In July 1971, Cinerama announced plans to make a sequel to Willard, one of the top-grossing films of 1971. Mort Briskin repeated his role as producer, with the screenplay again written by Gilbert A. Ralston. Although Willard was based on the book Ratman's Notebooks by Stephen Gilbert, the screenplay for Ben was original, using only the character of Ben. Moe Di Sesso, who trained the 500 rats used in Willard, trained approximately 4,000 rats for Ben, according to studio publicity notes, which also reported that portions of the picture were shot at the same Wilshire Blvd. mansion, built in 1908 and formerly owned by Howard Verbeck, that was used in Willard.

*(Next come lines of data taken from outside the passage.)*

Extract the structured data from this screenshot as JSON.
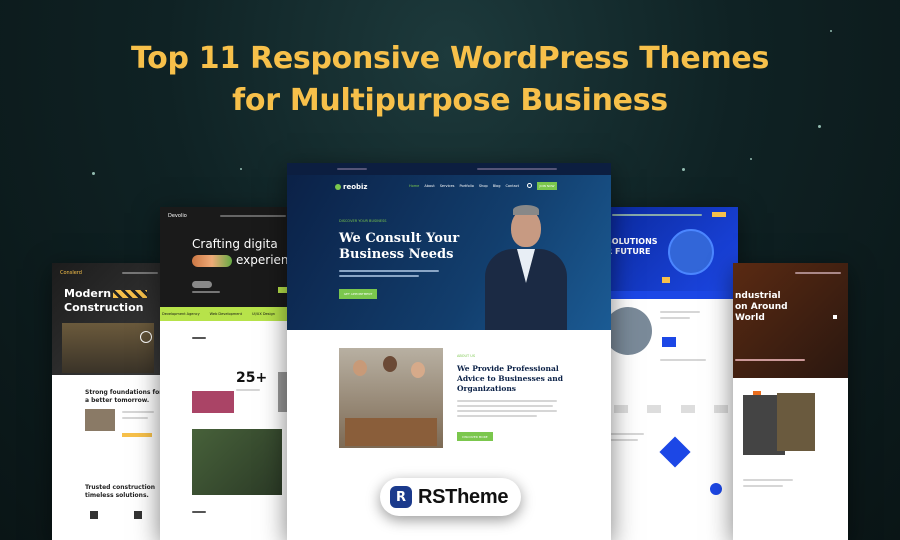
{
  "headline": {
    "line1": "Top 11 Responsive WordPress Themes",
    "line2": "for Multipurpose Business"
  },
  "brand": {
    "name": "RSTheme",
    "logo_letter": "R",
    "color": "#1b3a8c"
  },
  "colors": {
    "headline": "#f7c04a",
    "background": "#0e1c1e",
    "accent_green": "#7bc74d"
  },
  "card_left_outer": {
    "logo": "Conslerd",
    "hero_line1": "Modern",
    "hero_line2": "Construction",
    "heading1": "Strong foundations for",
    "heading2": "a better tomorrow.",
    "bottom1": "Trusted construction",
    "bottom2": "timeless solutions."
  },
  "card_left_inner": {
    "logo": "Devolio",
    "hero_line1": "Crafting digita",
    "hero_line2": "experien",
    "tab1": "Development Agency",
    "tab2": "Web Development",
    "tab3": "UI/UX Design",
    "stat": "25+"
  },
  "card_center": {
    "logo": "reobiz",
    "nav": [
      "Home",
      "About",
      "Services",
      "Portfolio",
      "Shop",
      "Blog",
      "Contact"
    ],
    "nav_button": "JOIN NOW",
    "eyebrow": "DISCOVER YOUR BUSINESS",
    "hero_line1": "We Consult Your",
    "hero_line2": "Business Needs",
    "hero_button": "GET APPOINTMENT",
    "section_eyebrow": "ABOUT US",
    "section_line1": "We Provide Professional",
    "section_line2": "Advice to Businesses and",
    "section_line3": "Organizations",
    "section_button": "DISCOVER MORE"
  },
  "card_right_inner": {
    "hero_line1": "SOLUTIONS",
    "hero_line2": "R FUTURE"
  },
  "card_right_outer": {
    "hero_line1": "ndustrial",
    "hero_line2": "on Around",
    "hero_line3": "World"
  }
}
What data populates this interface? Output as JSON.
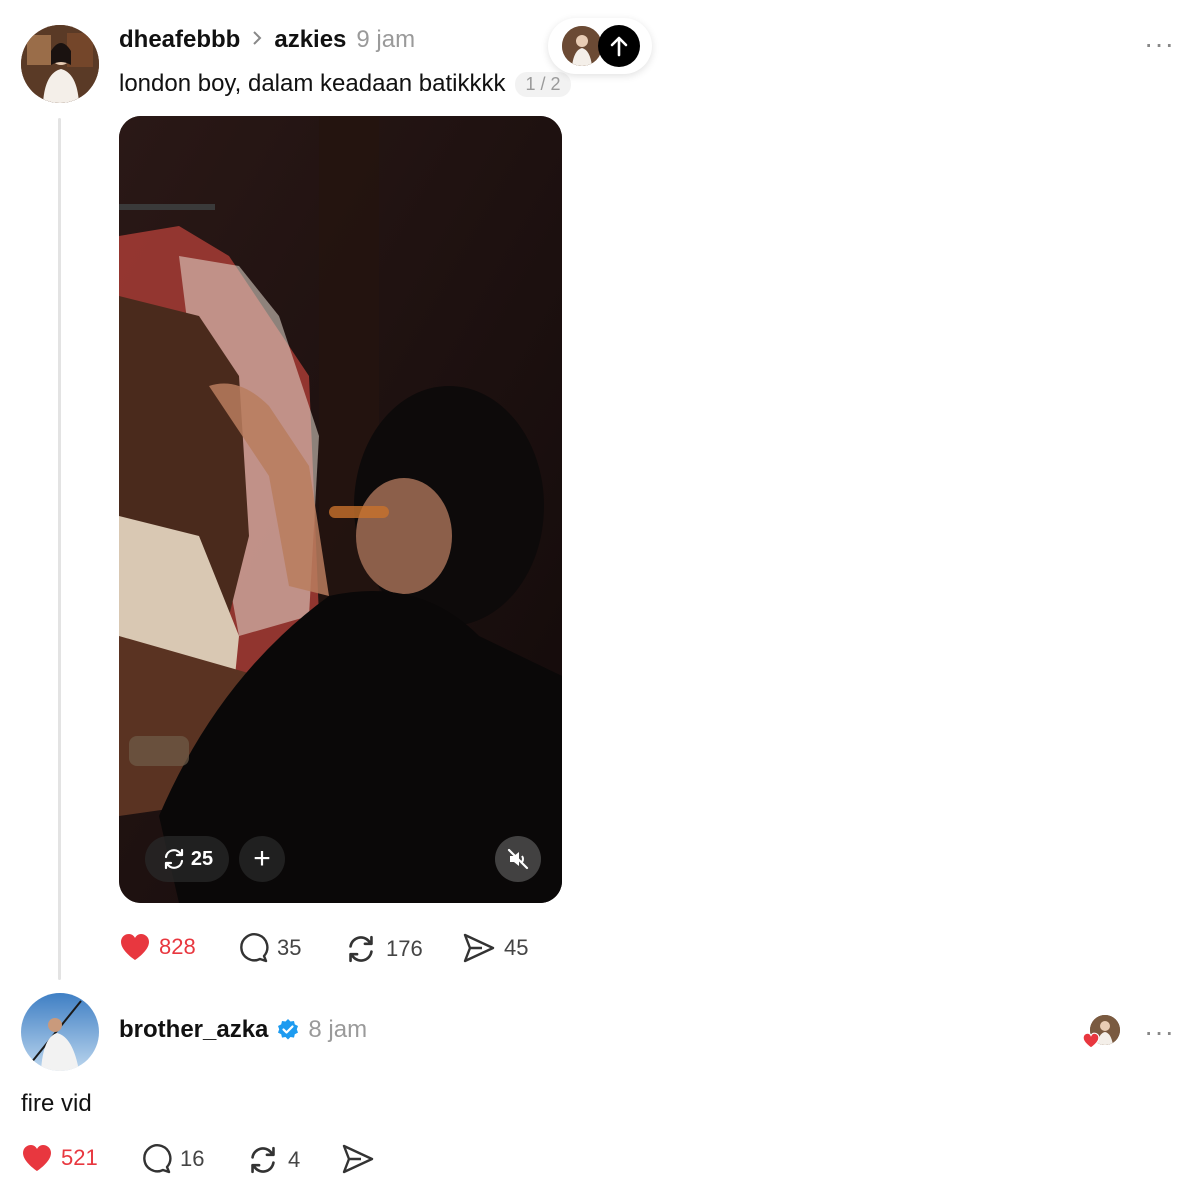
{
  "post": {
    "author": "dheafebbb",
    "replying_to": "azkies",
    "time": "9 jam",
    "caption": "london boy, dalam keadaan batikkkk",
    "pager": "1 / 2",
    "more_label": "···",
    "video": {
      "repost_count": "25",
      "add_label": "+",
      "mute_icon": "mute-icon"
    },
    "actions": {
      "likes": "828",
      "comments": "35",
      "reposts": "176",
      "shares": "45"
    }
  },
  "reply": {
    "author": "brother_azka",
    "verified": true,
    "time": "8 jam",
    "text": "fire vid",
    "more_label": "···",
    "actions": {
      "likes": "521",
      "comments": "16",
      "reposts": "4"
    }
  },
  "colors": {
    "like_red": "#e8373f",
    "verified_blue": "#1d9bf0",
    "muted_gray": "#9a9a9a"
  }
}
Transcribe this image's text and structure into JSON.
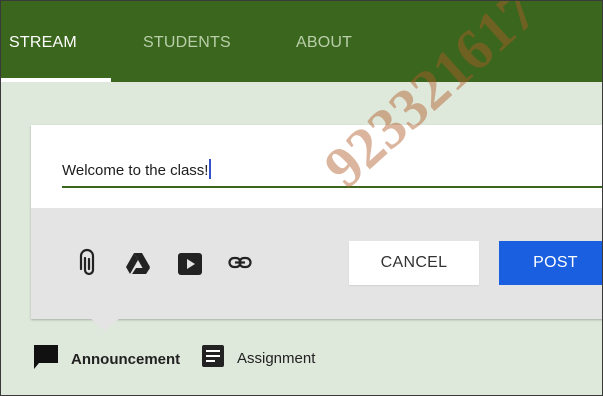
{
  "tabs": [
    {
      "label": "STREAM",
      "active": true
    },
    {
      "label": "STUDENTS",
      "active": false
    },
    {
      "label": "ABOUT",
      "active": false
    }
  ],
  "composer": {
    "text": "Welcome to the class!",
    "attach_icons": [
      "paperclip-icon",
      "google-drive-icon",
      "youtube-icon",
      "link-icon"
    ],
    "cancel_label": "CANCEL",
    "post_label": "POST"
  },
  "post_types": {
    "announcement_label": "Announcement",
    "assignment_label": "Assignment"
  },
  "watermark": "923321617",
  "colors": {
    "header": "#3b661d",
    "page_bg": "#dfe9db",
    "post_button": "#1a5fe0",
    "caret": "#3352c8"
  }
}
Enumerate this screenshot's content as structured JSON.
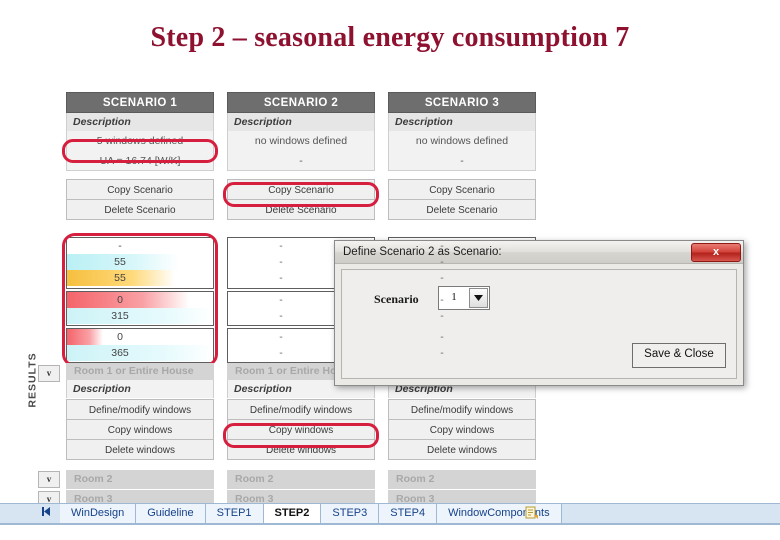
{
  "slide": {
    "title": "Step 2 – seasonal energy consumption 7",
    "title_color": "#8e1230"
  },
  "results_label": "RESULTS",
  "scenarios": [
    {
      "header": "SCENARIO 1",
      "description_label": "Description",
      "description_value": "5 windows defined",
      "ua_value": "UA = 16.74 [W/K]",
      "copy_label": "Copy Scenario",
      "delete_label": "Delete Scenario",
      "highlight_description": true,
      "highlight_copy": false,
      "highlight_results": true
    },
    {
      "header": "SCENARIO 2",
      "description_label": "Description",
      "description_value": "no windows defined",
      "ua_value": "-",
      "copy_label": "Copy Scenario",
      "delete_label": "Delete Scenario",
      "highlight_description": false,
      "highlight_copy": true,
      "highlight_results": false
    },
    {
      "header": "SCENARIO 3",
      "description_label": "Description",
      "description_value": "no windows defined",
      "ua_value": "-",
      "copy_label": "Copy Scenario",
      "delete_label": "Delete Scenario",
      "highlight_description": false,
      "highlight_copy": false,
      "highlight_results": false
    }
  ],
  "results": {
    "scenario1": {
      "group1": [
        "-",
        "55",
        "55"
      ],
      "group2": [
        "0",
        "315"
      ],
      "group3": [
        "0",
        "365"
      ]
    },
    "scenario2": {
      "group1": [
        "-",
        "-",
        "-"
      ],
      "group2": [
        "-",
        "-"
      ],
      "group3": [
        "-",
        "-"
      ]
    },
    "scenario3": {
      "group1": [
        "-",
        "-",
        "-"
      ],
      "group2": [
        "-",
        "-"
      ],
      "group3": [
        "-",
        "-"
      ]
    }
  },
  "rooms": {
    "room1_header": "Room 1 or Entire House",
    "description_label": "Description",
    "define_label": "Define/modify windows",
    "copy_label": "Copy windows",
    "delete_label": "Delete windows",
    "room2_label": "Room 2",
    "room3_label": "Room 3",
    "expand_glyph": "v"
  },
  "dialog": {
    "title": "Define Scenario 2 as Scenario:",
    "close_glyph": "x",
    "scenario_label": "Scenario",
    "scenario_value": "1",
    "dropdown_glyph": "▼",
    "save_label": "Save & Close"
  },
  "tabbar": {
    "nav_glyph": "◄|",
    "tabs": [
      {
        "label": "WinDesign",
        "active": false
      },
      {
        "label": "Guideline",
        "active": false
      },
      {
        "label": "STEP1",
        "active": false
      },
      {
        "label": "STEP2",
        "active": true
      },
      {
        "label": "STEP3",
        "active": false
      },
      {
        "label": "STEP4",
        "active": false
      },
      {
        "label": "WindowComponents",
        "active": false
      }
    ]
  }
}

A November 3, 1971 Daily Variety news item reported that Ben Frank had been added to the cast, but his appearance in the finished picture has not been confirmed. Harold Lewis is credited with sound on the film's first Hollywood Reporter production chart but in all subsequent charts, Leon M. Leon, who is credited onscreen, is listed rather than Lewis. The extent of Lewis' contribution to the completed film, if any, has not been determined. Although the onscreen credits "introduce" child actor Lee Harcourt Montgomery, he had previously appeared in the 1971 Disney film The Million Dollar Duck (see below).
"Ben's Song," which was sung by Michael Jackson, received an Academy Award nomination for Best Song and won a Golden Globe for Best Original Song. The song became one of the young Jackson's most popular hits and was recorded by several other singers. According to October 1974 Daily Variety and Hollywood Reporter news items, Cinema Songs, the company that first published "Ben's Song," sued Bing Crosby Productions, Cinerama Releasing and Jobete Music Co. over the division of royalties, but the disposition of the case has not been determined. The rat playing Ben won a Patsy Award honoring animal performers, according to a September 1972 Los Angeles Times news item. Although the pressbook for Ben implied that there would be another sequel, featuring 10,000 rats, to be released in 1973, the film was not made.